In last Sunday’s New York Times magazine, there’s an interesting feature story on a new movement among students on Ivy League university campuses to embrace chastity. It highlights in particular an abstinence club at Harvard called True Love Revolution. Now, not at all surprisingly, the story has some flaws. At one point, for example, the author, Randall Patterson, mentions the 2004 Waxman Report, which, he states, “found that 11 of 13 abstinence curriculums that his government-reform committee examined were rife with scientific errors and false and misleading information about the risks of sexual activity”. He says nothing further about the Waxman Report—and he certainly doesn’t refer to its thorough critiques, which show that the Waxman Report itself is full of errors and false and misleading information. On the whole, though, the article is quite good, and portrays the courageous students who are boldly proclaiming the value of chastity in a favorable light. The article focuses a great deal on one member of True Love Revolution, Janie Fredell, who has a gift for articulating a range of arguments for why living chastely is a common sense lifestyle choice:

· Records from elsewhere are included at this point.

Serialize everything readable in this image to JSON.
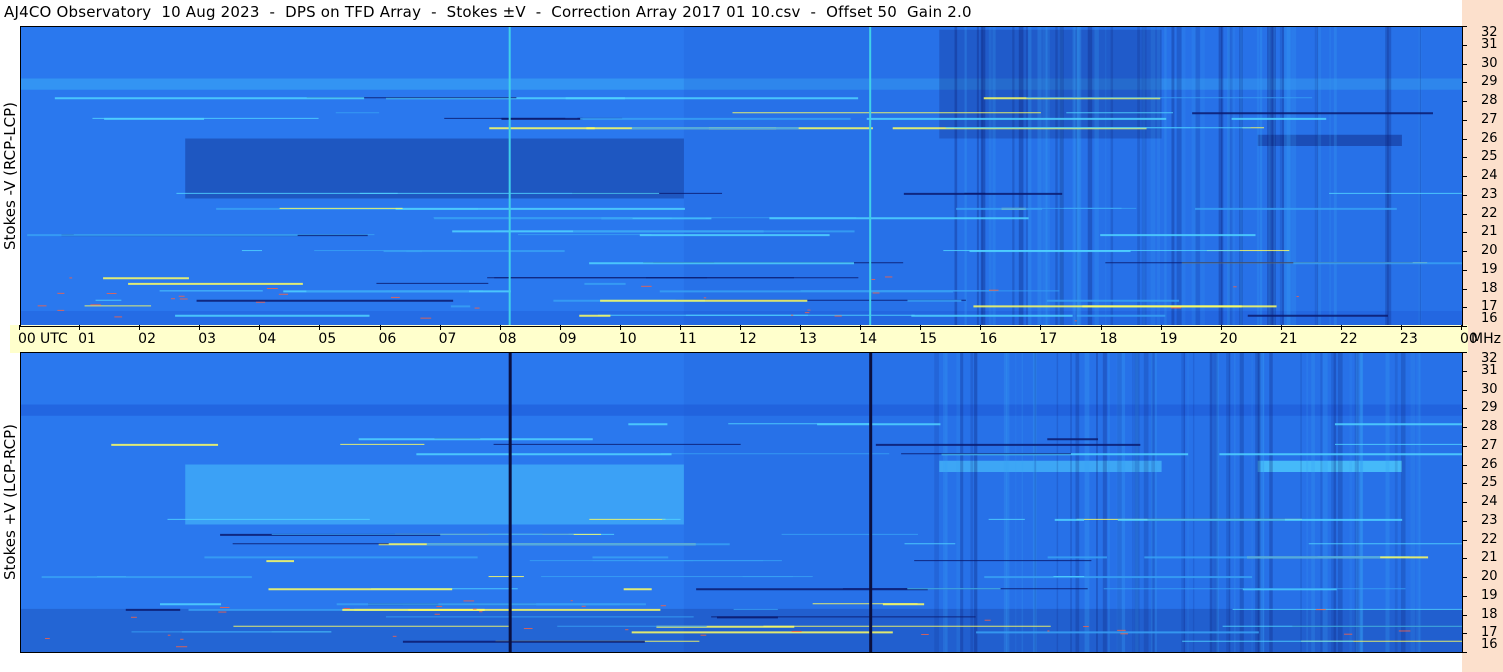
{
  "header": {
    "title": "AJ4CO Observatory  10 Aug 2023  -  DPS on TFD Array  -  Stokes ±V  -  Correction Array 2017 01 10.csv  -  Offset 50  Gain 2.0"
  },
  "chart_data": [
    {
      "type": "heatmap",
      "title": "",
      "ylabel": "Stokes -V (RCP-LCP)",
      "xlabel": "UTC",
      "x_unit": "UTC",
      "y_unit": "MHz",
      "xlim": [
        0,
        24
      ],
      "ylim": [
        16,
        32
      ],
      "x_ticks": [
        "00",
        "01",
        "02",
        "03",
        "04",
        "05",
        "06",
        "07",
        "08",
        "09",
        "10",
        "11",
        "12",
        "13",
        "14",
        "15",
        "16",
        "17",
        "18",
        "19",
        "20",
        "21",
        "22",
        "23",
        "00"
      ],
      "y_ticks": [
        "16",
        "17",
        "18",
        "19",
        "20",
        "21",
        "22",
        "23",
        "24",
        "25",
        "26",
        "27",
        "28",
        "29",
        "30",
        "31",
        "32"
      ],
      "colormap": [
        "#0a1a6e",
        "#1e5ad8",
        "#2a78ee",
        "#37a0f5",
        "#50d2ff",
        "#ffff60",
        "#ff6040"
      ],
      "vertical_lines_utc": [
        8.15,
        14.15
      ],
      "vertical_line_color": "#40d0e8"
    },
    {
      "type": "heatmap",
      "title": "",
      "ylabel": "Stokes +V (LCP-RCP)",
      "xlabel": "UTC",
      "x_unit": "UTC",
      "y_unit": "MHz",
      "xlim": [
        0,
        24
      ],
      "ylim": [
        16,
        32
      ],
      "x_ticks": [
        "00",
        "01",
        "02",
        "03",
        "04",
        "05",
        "06",
        "07",
        "08",
        "09",
        "10",
        "11",
        "12",
        "13",
        "14",
        "15",
        "16",
        "17",
        "18",
        "19",
        "20",
        "21",
        "22",
        "23",
        "00"
      ],
      "y_ticks": [
        "16",
        "17",
        "18",
        "19",
        "20",
        "21",
        "22",
        "23",
        "24",
        "25",
        "26",
        "27",
        "28",
        "29",
        "30",
        "31",
        "32"
      ],
      "colormap": [
        "#0a1a6e",
        "#1e5ad8",
        "#2a78ee",
        "#37a0f5",
        "#50d2ff",
        "#ffff60",
        "#ff6040"
      ],
      "vertical_lines_utc": [
        8.15,
        14.15
      ],
      "vertical_line_color": "#0a1040"
    }
  ],
  "axis": {
    "utc_label": "UTC",
    "mhz_label": "MHz"
  }
}
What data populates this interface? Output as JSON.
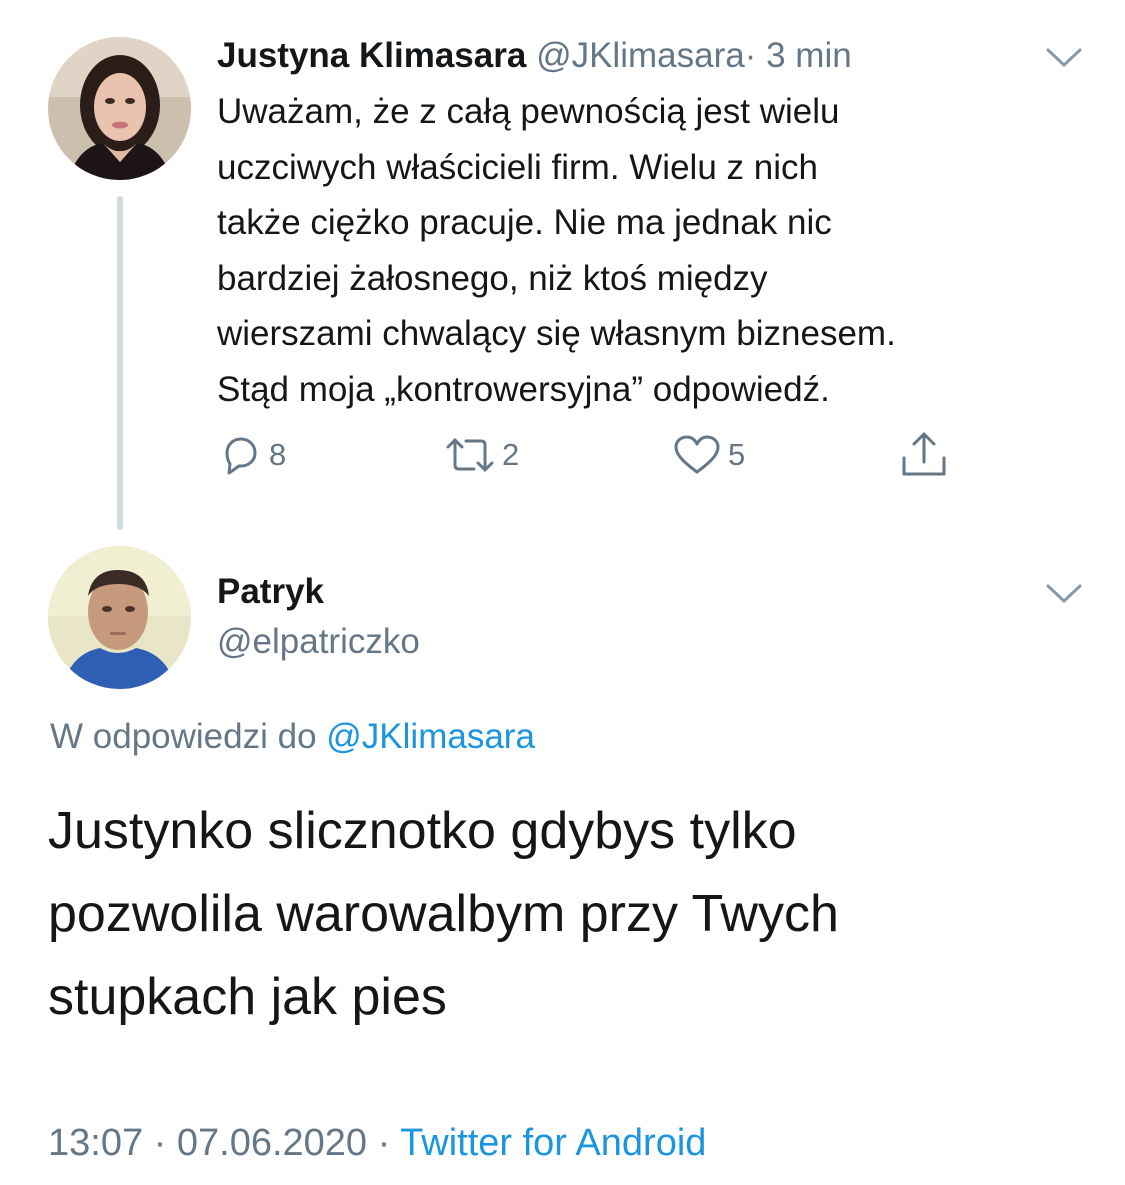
{
  "tweet_parent": {
    "author_name": "Justyna Klimasara",
    "author_handle": "@JKlimasara",
    "separator": "·",
    "time": "3 min",
    "text_lines": [
      "Uważam, że z całą pewnością jest wielu",
      "uczciwych właścicieli firm. Wielu z nich",
      "także ciężko pracuje. Nie ma jednak nic",
      "bardziej żałosnego, niż ktoś między",
      "wierszami chwalący się własnym biznesem.",
      "Stąd moja „kontrowersyjna” odpowiedź."
    ],
    "actions": {
      "reply_count": "8",
      "retweet_count": "2",
      "like_count": "5"
    }
  },
  "tweet_main": {
    "author_name": "Patryk",
    "author_handle": "@elpatriczko",
    "reply_prefix": "W odpowiedzi do",
    "reply_to_handle": "@JKlimasara",
    "text_lines": [
      "Justynko slicznotko gdybys tylko",
      "pozwolila warowalbym przy Twych",
      "stupkach jak pies"
    ],
    "footer": {
      "time": "13:07",
      "separator1": "·",
      "date": "07.06.2020",
      "separator2": "·",
      "source": "Twitter for Android"
    }
  },
  "icons": {
    "menu": "chevron-down-icon",
    "reply": "reply-icon",
    "retweet": "retweet-icon",
    "like": "heart-icon",
    "share": "share-icon"
  },
  "colors": {
    "text": "#14171a",
    "secondary": "#657786",
    "link": "#1b95e0",
    "thread_line": "#cfd9de"
  }
}
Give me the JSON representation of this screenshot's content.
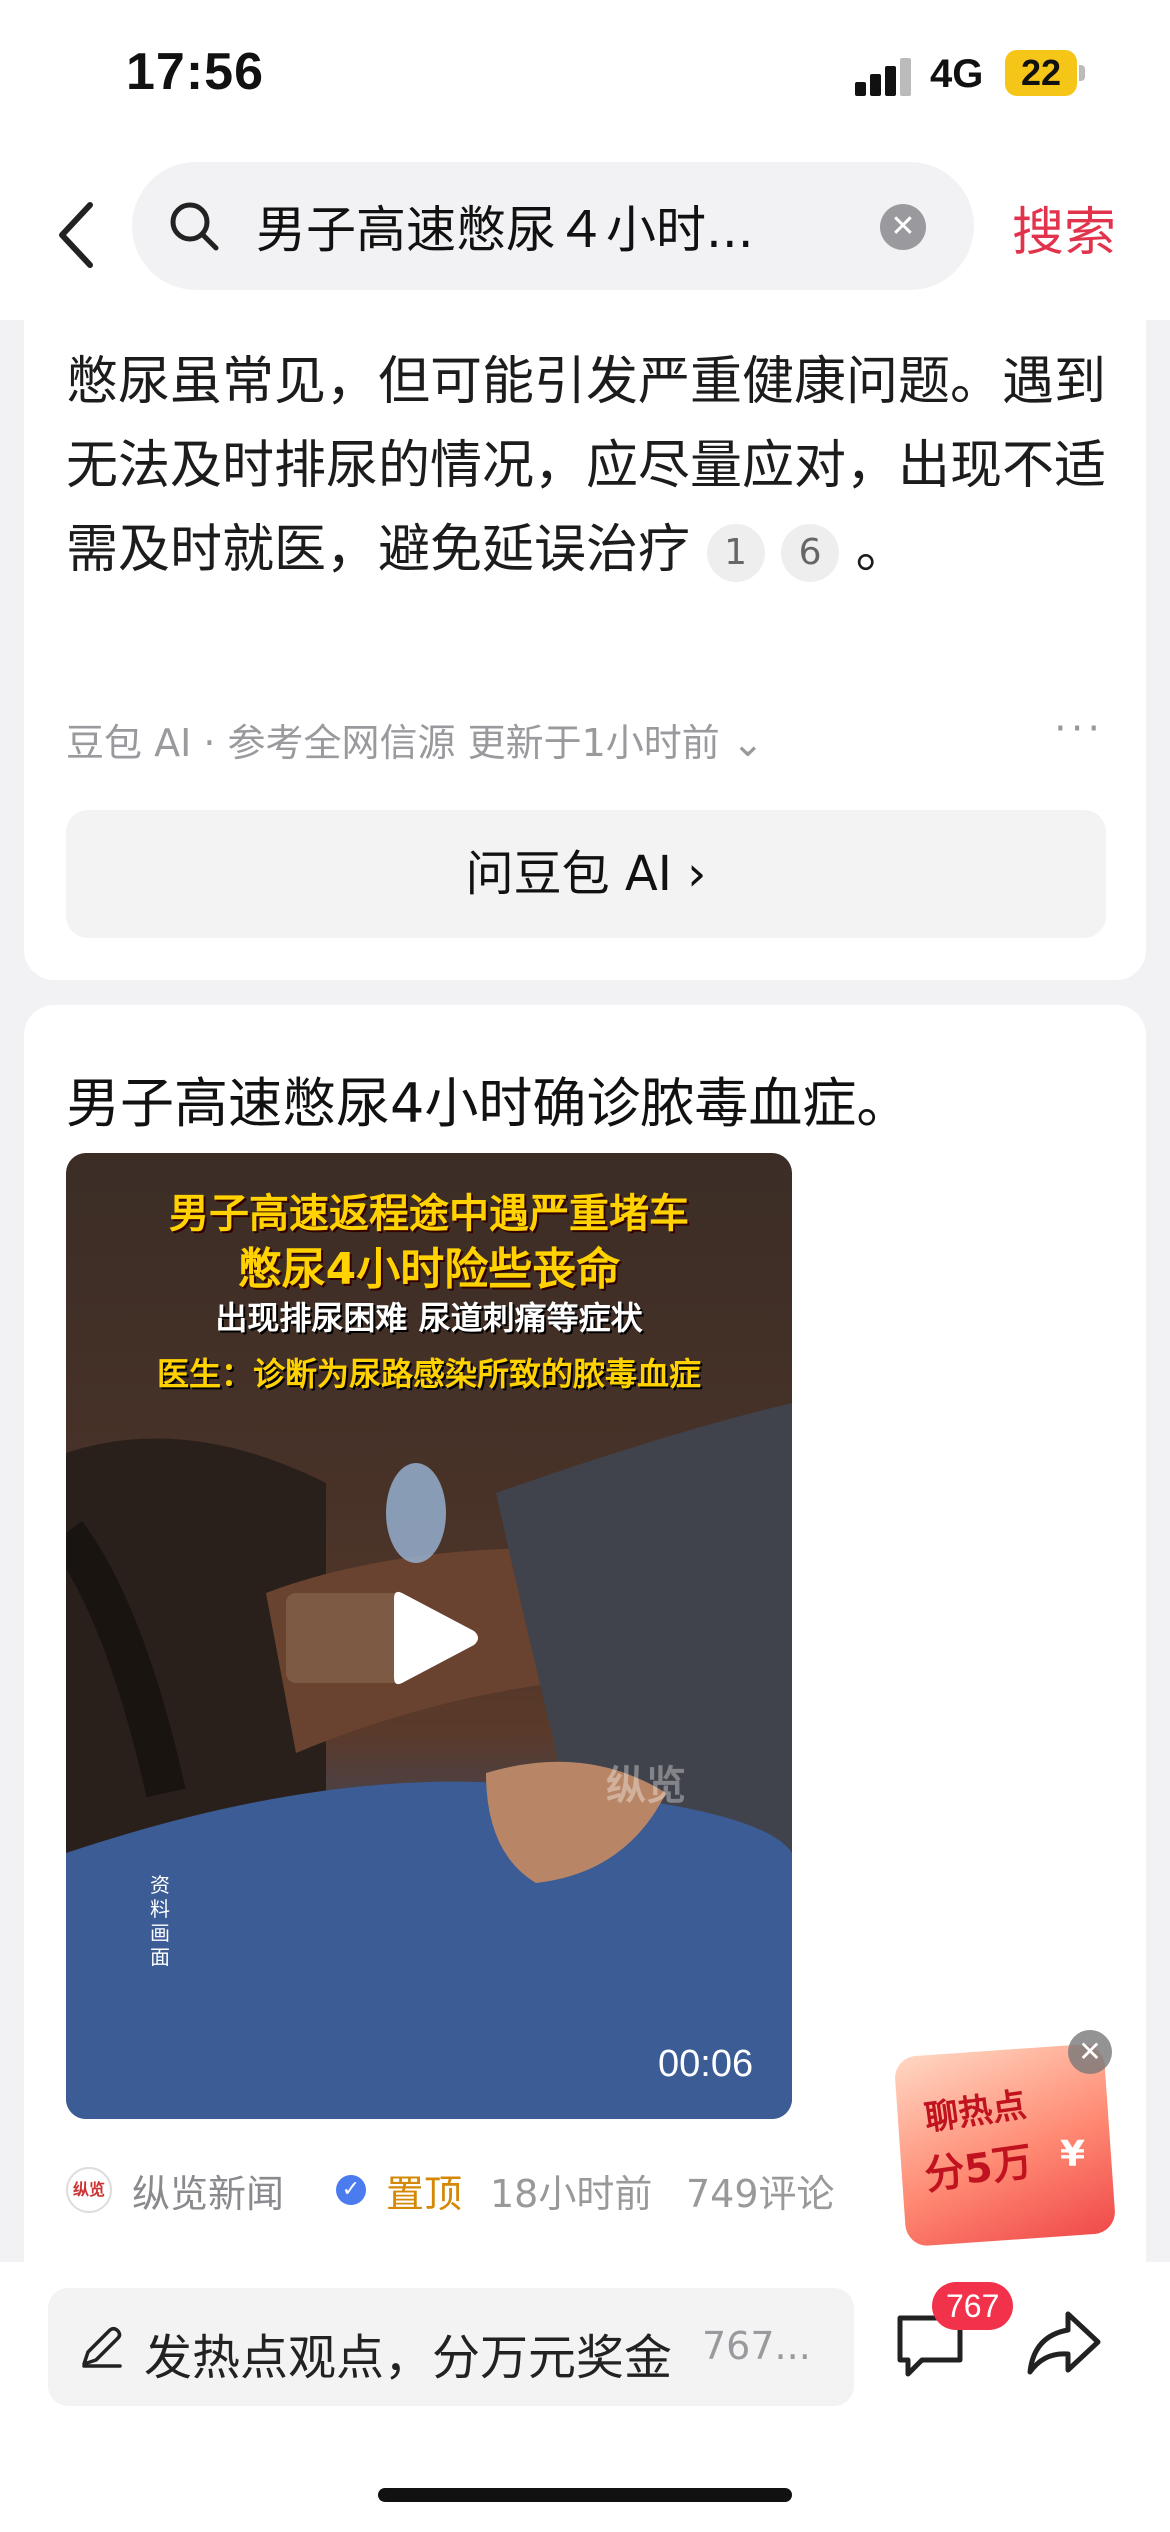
{
  "status_bar": {
    "time": "17:56",
    "network": "4G",
    "battery": "22"
  },
  "search": {
    "query": "男子高速憋尿４小时...",
    "submit_label": "搜索"
  },
  "ai_card": {
    "summary_text": "憋尿虽常见，但可能引发严重健康问题。遇到无法及时排尿的情况，应尽量应对，出现不适需及时就医，避免延误治疗",
    "citation_1": "1",
    "citation_2": "6",
    "tail": " 。",
    "meta": "豆包 AI · 参考全网信源 更新于1小时前",
    "ask_label": "问豆包 AI ›"
  },
  "news_card": {
    "title": "男子高速憋尿4小时确诊脓毒血症。",
    "video": {
      "caption_line1": "男子高速返程途中遇严重堵车",
      "caption_line2": "憋尿4小时险些丧命",
      "caption_line3": "出现排尿困难 尿道刺痛等症状",
      "caption_line4": "医生：诊断为尿路感染所致的脓毒血症",
      "watermark": "纵览",
      "source_note": "资料画面",
      "duration": "00:06"
    },
    "source_logo_text": "纵览",
    "source_name": "纵览新闻",
    "pinned_label": "置顶",
    "age": "18小时前",
    "comments": "749评论"
  },
  "promo": {
    "line1": "聊热点",
    "line2": "分5万",
    "currency": "¥"
  },
  "bottom_bar": {
    "comment_prompt": "发热点观点，分万元奖金",
    "comment_count_text": "767...",
    "comment_badge": "767"
  },
  "colors": {
    "accent_red": "#e1344c",
    "pin_orange": "#d48806",
    "badge_red": "#f2314a"
  },
  "icons": [
    "back-icon",
    "search-icon",
    "clear-icon",
    "more-icon",
    "play-icon",
    "verified-icon",
    "pen-icon",
    "comment-icon",
    "share-icon",
    "close-icon"
  ]
}
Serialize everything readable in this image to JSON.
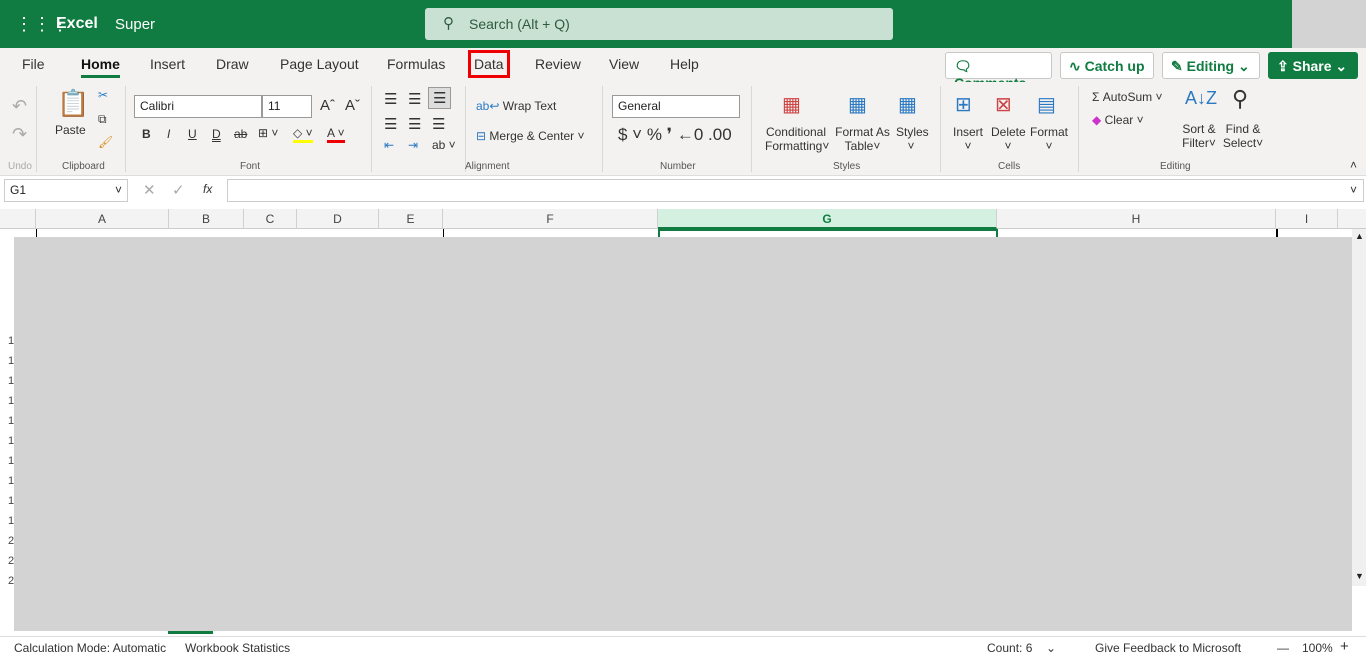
{
  "header": {
    "app": "Excel",
    "doc": "Super",
    "search_placeholder": "Search (Alt + Q)"
  },
  "tabs": [
    "File",
    "Home",
    "Insert",
    "Draw",
    "Page Layout",
    "Formulas",
    "Data",
    "Review",
    "View",
    "Help"
  ],
  "actions": {
    "comments": "Comments",
    "catchup": "Catch up",
    "editing": "Editing",
    "share": "Share"
  },
  "ribbon": {
    "undo": "Undo",
    "paste": "Paste",
    "clipboard": "Clipboard",
    "font_name": "Calibri",
    "font_size": "11",
    "font": "Font",
    "wrap": "Wrap Text",
    "merge": "Merge & Center",
    "alignment": "Alignment",
    "format": "General",
    "number": "Number",
    "cond": "Conditional",
    "cond2": "Formatting",
    "fat": "Format As",
    "fat2": "Table",
    "styles_btn": "Styles",
    "styles": "Styles",
    "insert": "Insert",
    "delete": "Delete",
    "format_btn": "Format",
    "cells": "Cells",
    "autosum": "AutoSum",
    "clear": "Clear",
    "sort": "Sort &",
    "sort2": "Filter",
    "find": "Find &",
    "find2": "Select",
    "editing": "Editing"
  },
  "formula": {
    "namebox": "G1",
    "fx": "fx",
    "value": ""
  },
  "columns": [
    "A",
    "B",
    "C",
    "D",
    "E",
    "F",
    "G",
    "H",
    "I"
  ],
  "selected_column": "G",
  "row_numbers": [
    "1",
    "1",
    "1",
    "1",
    "1",
    "1",
    "1",
    "1",
    "1",
    "1",
    "2",
    "2",
    "2"
  ],
  "status": {
    "calc": "Calculation Mode: Automatic",
    "stats": "Workbook Statistics",
    "count": "Count: 6",
    "feedback": "Give Feedback to Microsoft",
    "zoom": "100%"
  }
}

â€œItâ€™s an odd thing to see oneâ€™s lifestyle essentially attacked in The Crimson,â€ Fredell said. She began to feel a need to stand up for her beliefs, and what she believed in more than anything at Harvard was the value of not having premarital sex. In an essay she wrote for The Crimson, she asserted that â€œvirginity is extremely alluring,â€ though its â€œmysterious allure . . . is not rooted in an image of innocence and purity, but rather in the notion of strength.â€ As she told me later, â€œIt takes a strong woman to be abstinent, and thatâ€™s the sort of woman I want to be.â€
During the club’s first year, they made a lot of enemies:
…True Love Revolution was also assailed as â€œridiculous, bogus, probably judgmental, almost certainly backward and putting forth bad, irrational, pointless arguments that didnâ€™t belong in a university culture.â€ It was a long year.
But they definitely didn’t give up:
â€œPeople just donâ€™t get it,â€ Fredell said. â€œEveryone thinks weâ€™re trying to promote this idea of the meek little virgin female.â€ She said she was doing no such thing. â€œI care deeply for womenâ€™s rights,â€ she said. Fredell was studying not just religion but also gender politics â€” and was reading Pope John Paul IIâ€™s â€œTheology of the Bodyâ€ alongside John Stuart Millâ€™s â€œSubjection of Women.â€ She had awakened to the wage gap, to forced sterilization and female genital mutilation â€” to the different ways that men have, she said, of controlling women. One of these was sexual. Fredell had seen it often in her own life â€” men pushing for sex, she said, just to â€œhave something to say in the locker room,â€ women feeling pressured to have sex in order to maintain a relationship. The more she studied and learned, the more Fredell came to realize that women suffer from having premarital sex, â€œdue to a cultural double standard,â€ she said, â€œwhich devalues women for their sexual pasts and glorifies men for theirs.â€ She said she read in Mill that women are subordinated in relationships as a result of â€œsocially constructed norms.â€ If men are commonly more promiscuous than women, it is only because the culture allows it, she said. Fredell was here to turn society around. â€œItâ€™s extremely countercultural,â€ she said, for a woman to assert control over her own body. It is, in fact, a feminist notion. Conventional feminism, she explained, teaches that control of your body means the freedom to have sex without consequences â€” sex like a man. â€œI am an unconventional feminist,â€ Fredell said, in the sense that she asserts control by choosing not to have sex â€” by telling men, no, absolutely not. While Fredell framed her own abstinence in a feminist perspective, she was careful to say that women were not the only ones to benefit. â€œItâ€™s not all about protecting women,â€ she said. â€œItâ€™s about protecting people.â€ To prove her point, she said the membership of True Love Revolution was equally divided between women and men.
Fredell also beautifully explained how chastity is freeing:
Her girlfriends are surprised that she can maintain a relationship without having sex, she said, but her boyfriend, at Georgetown, â€œknew from the get-go what he was getting into.â€ Fredell does not make sexual demands of him nor does he make demands of her. â€œSo Iâ€™m free!â€ she said. â€œIâ€™m free to experience the emotional and intellectual and spiritual intimacy of another person.â€ By closing herself off to sex, she claims to have found the humanity in her boyfriend and to have opened herself to an experience of love. â€œIâ€™ll share this with you,â€ Fredell confided. â€œHe said conversations with me were more enjoyable than sex would be with anyone else.â€ Every woman, she said, should have this â€œincredibly moving experienceâ€ of being appreciated for who she really is.
Read the whole thing here.